Your goal:
Your reproduction of the entries should be exact and should contain no pictures.

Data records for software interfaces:
○ ○ ○ ○ ○
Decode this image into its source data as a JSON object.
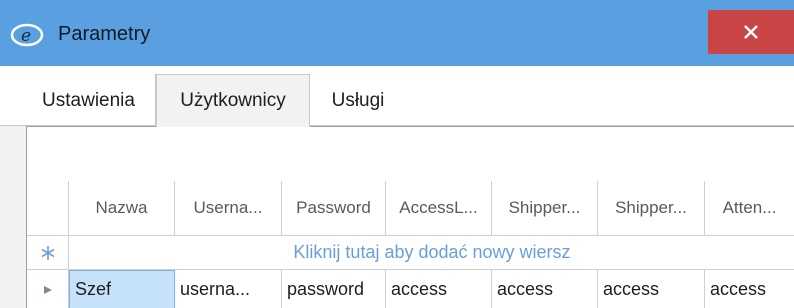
{
  "window": {
    "title": "Parametry",
    "close_label": "✕"
  },
  "tabs": [
    {
      "label": "Ustawienia"
    },
    {
      "label": "Użytkownicy"
    },
    {
      "label": "Usługi"
    }
  ],
  "grid": {
    "columns": [
      "Nazwa",
      "Userna...",
      "Password",
      "AccessL...",
      "Shipper...",
      "Shipper...",
      "Atten..."
    ],
    "new_row_hint": "Kliknij tutaj aby dodać nowy wiersz",
    "rows": [
      [
        "Szef",
        "userna...",
        "password",
        "access",
        "access",
        "access",
        "access"
      ]
    ]
  },
  "colors": {
    "titlebar": "#5aa0e0",
    "close": "#c94545",
    "hint_text": "#6a9ed8",
    "selected_cell": "#c6e2fb"
  }
}
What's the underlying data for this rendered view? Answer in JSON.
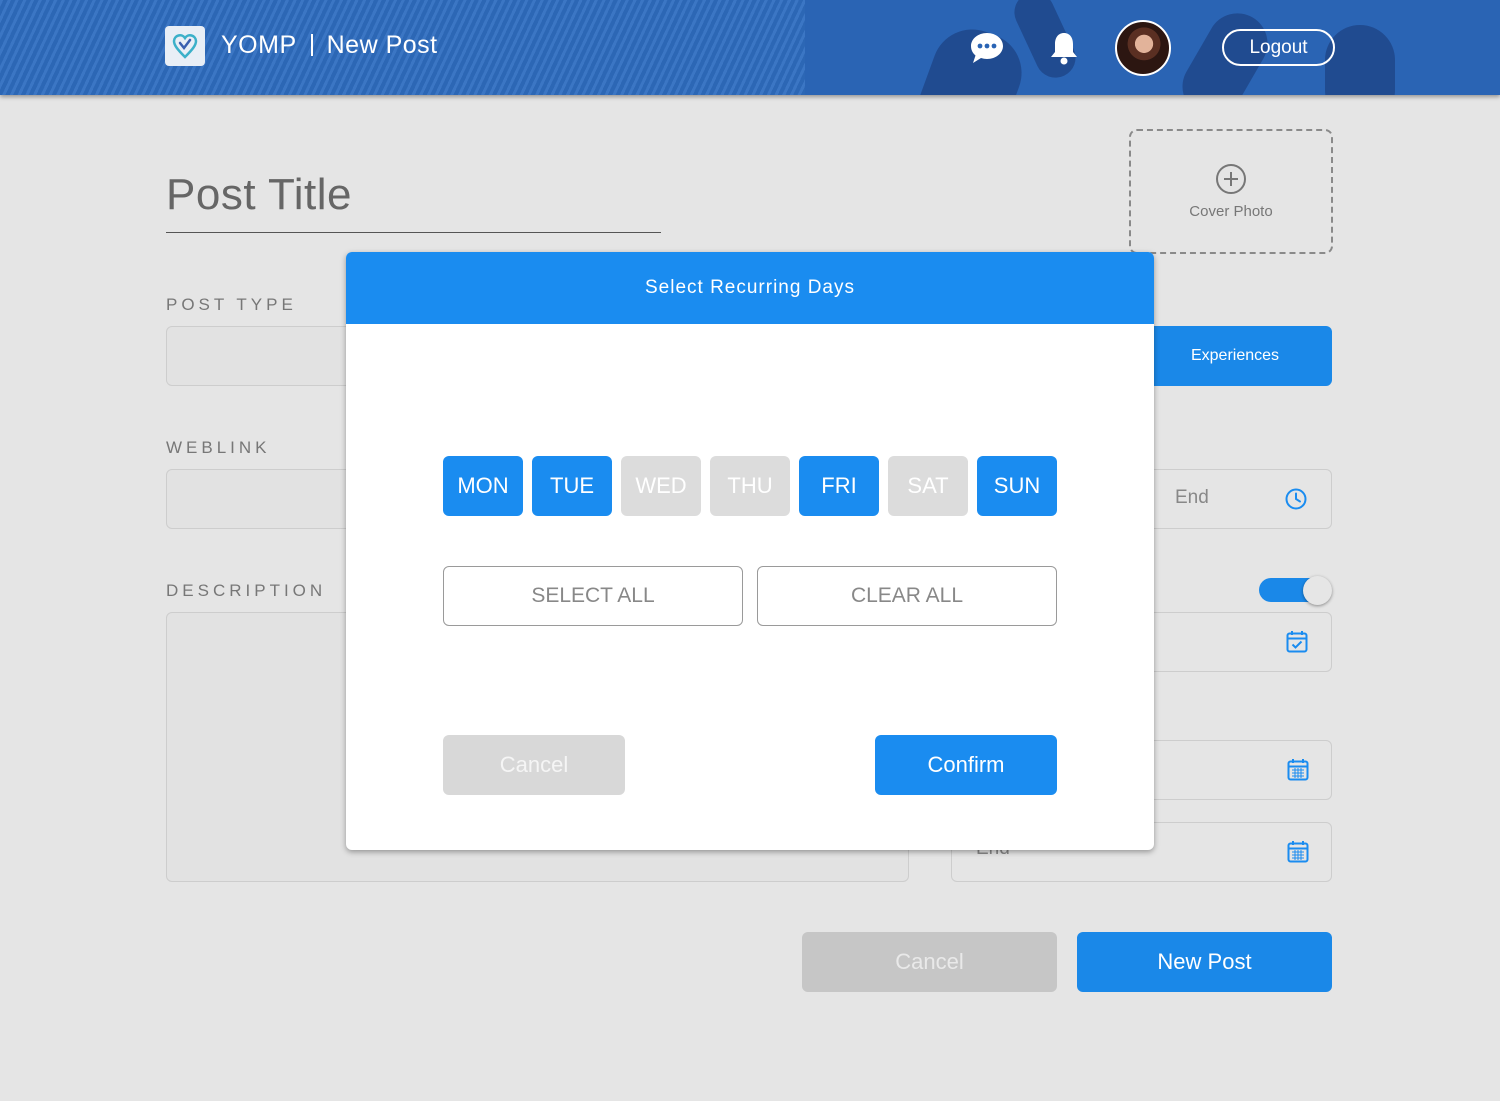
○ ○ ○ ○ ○
Response area:
Decode this image into its source data as a JSON object.
{
  "window": {
    "title": "Parametry",
    "close_label": "✕"
  },
  "tabs": [
    {
      "label": "Ustawienia"
    },
    {
      "label": "Użytkownicy"
    },
    {
      "label": "Usługi"
    }
  ],
  "grid": {
    "columns": [
      "Nazwa",
      "Userna...",
      "Password",
      "AccessL...",
      "Shipper...",
      "Shipper...",
      "Atten..."
    ],
    "new_row_hint": "Kliknij tutaj aby dodać nowy wiersz",
    "rows": [
      [
        "Szef",
        "userna...",
        "password",
        "access",
        "access",
        "access",
        "access"
      ]
    ]
  },
  "colors": {
    "titlebar": "#5aa0e0",
    "close": "#c94545",
    "hint_text": "#6a9ed8",
    "selected_cell": "#c6e2fb"
  }
}
What's the underlying data for this rendered view? Answer in JSON.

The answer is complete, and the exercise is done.